A jury cleared Pizzonia of actually pulling the trigger in the double homicide, and acquitted him of killing neighborhood hoodlum Frank "Geeky" Boccia. But Weinstein said the government had proven all three murders by a preponderance of evidence and sentenced him accordingly.
The maximum sentence Pizzonia faced was 20 years - the most allowed under the racketeering conspiracy statute.
The normally nattily dressed Pizzonia ducked into the courtroom in his prison duds and eyeglasses.
He gave a furtive smile to his supporters seated in the gallery, including what must have been the entire roster of Cafe Liberty - a dozen white-haired men wearing loud print shirts and loafers.
Pizzonia's wife, Barbara, sat in the front row between the couple's two grown sons. His goumada, Patricia Bilello, stared straight ahead from the second row.
Pizzonia showed no reaction when the judge slapped him with 15 years. Both his wife's and his girlfriend's eyes filled with tears.
Before the judge spoke, he gave Frank Boccia's sister, Josephine, a chance to vent her anger at the gangster. Boccia was killed in 1988 after he got into a shoving match with his mother-in-law, Jenny, who also was the wife of a powerful capo. His body was never recovered.

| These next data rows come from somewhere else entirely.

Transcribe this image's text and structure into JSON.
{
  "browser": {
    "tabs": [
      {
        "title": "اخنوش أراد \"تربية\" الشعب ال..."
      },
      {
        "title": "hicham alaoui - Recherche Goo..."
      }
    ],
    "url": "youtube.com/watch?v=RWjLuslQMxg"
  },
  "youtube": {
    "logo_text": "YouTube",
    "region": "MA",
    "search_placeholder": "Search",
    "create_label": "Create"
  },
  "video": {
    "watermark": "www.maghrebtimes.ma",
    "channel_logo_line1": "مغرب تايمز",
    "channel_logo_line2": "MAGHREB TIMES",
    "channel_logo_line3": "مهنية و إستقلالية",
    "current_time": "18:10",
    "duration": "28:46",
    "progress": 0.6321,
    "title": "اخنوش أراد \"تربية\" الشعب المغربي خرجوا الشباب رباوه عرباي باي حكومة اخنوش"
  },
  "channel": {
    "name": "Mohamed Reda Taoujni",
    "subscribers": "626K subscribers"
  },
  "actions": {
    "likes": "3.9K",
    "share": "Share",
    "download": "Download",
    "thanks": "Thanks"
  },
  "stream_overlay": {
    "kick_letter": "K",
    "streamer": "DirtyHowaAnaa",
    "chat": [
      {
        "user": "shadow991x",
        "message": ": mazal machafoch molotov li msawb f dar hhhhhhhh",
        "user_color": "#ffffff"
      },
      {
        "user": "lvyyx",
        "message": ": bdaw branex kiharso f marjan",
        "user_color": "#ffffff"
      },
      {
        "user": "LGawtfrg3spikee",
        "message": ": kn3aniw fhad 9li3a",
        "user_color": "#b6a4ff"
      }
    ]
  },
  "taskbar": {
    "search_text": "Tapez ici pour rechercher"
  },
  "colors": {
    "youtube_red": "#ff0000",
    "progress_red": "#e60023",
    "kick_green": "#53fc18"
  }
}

Although prosecutors Joey Lipton and Paige Petersen presented an eyewitness who fingered Pizzonia as the shooter, jurors said they couldn't convict without a body.
"That morning my soul was ripped from my body," Boccia said in describing getting a call from her mom to say Frank was missing.
"My family will never find any closure. We will never be able to accept the cruel and inhumane way Frankie left this earth."
During the trial, Gambino turncoat and Boccia's brother-in-law Anthony Ruggiano said Pizzonia and some cohorts, including himself, lured Boccia to Cafe Liberty with promises of a get-rich-quick scheme.
Once there, Pizzonia called Boccia to a back room, grabbed a revolver, and shot him repeatedly in the head.
According to Ruggiano, Pizzonia paused midway to reload, said "This guy don't want to f- - -ing die," and then shot him a few more times.
Another witness, Thomas Morea, said he helped Pizzonia dump the body in the Atlantic Ocean after gutting Boccia like a fish to make sure he sank to the bottom.
The Uva double homicide caused dissension in the mob underworld when both Pizzonia and a Bonanno gangster tried to take credit for the slayings. John Gotti and Joe Massino, heads of the Gambino and Bonanno families, called a sitdown to settle the dispute.
Bonanno underboss Salvatore "Good Looking Sal" Vitale told jurors that Gotti told Massino: "That was our work. We took care of that. Our Little Dom did it."
"The idiots who testified against him were the hardened criminals," said Cafe Liberty member Joseph Moraglia, 80, as he shuffled out of the courthouse.
"He helped a lot of people out," added Augostino Falzarano, 81. "He did a lot for the church."
Another elderly Pizzonia supporter refused to comment. "I couldn't hear what was going on," he said.http://www.nypost.com/seven/09062007/news/regionalnews/double_life_of_mafias_kindly_k.htm?page=1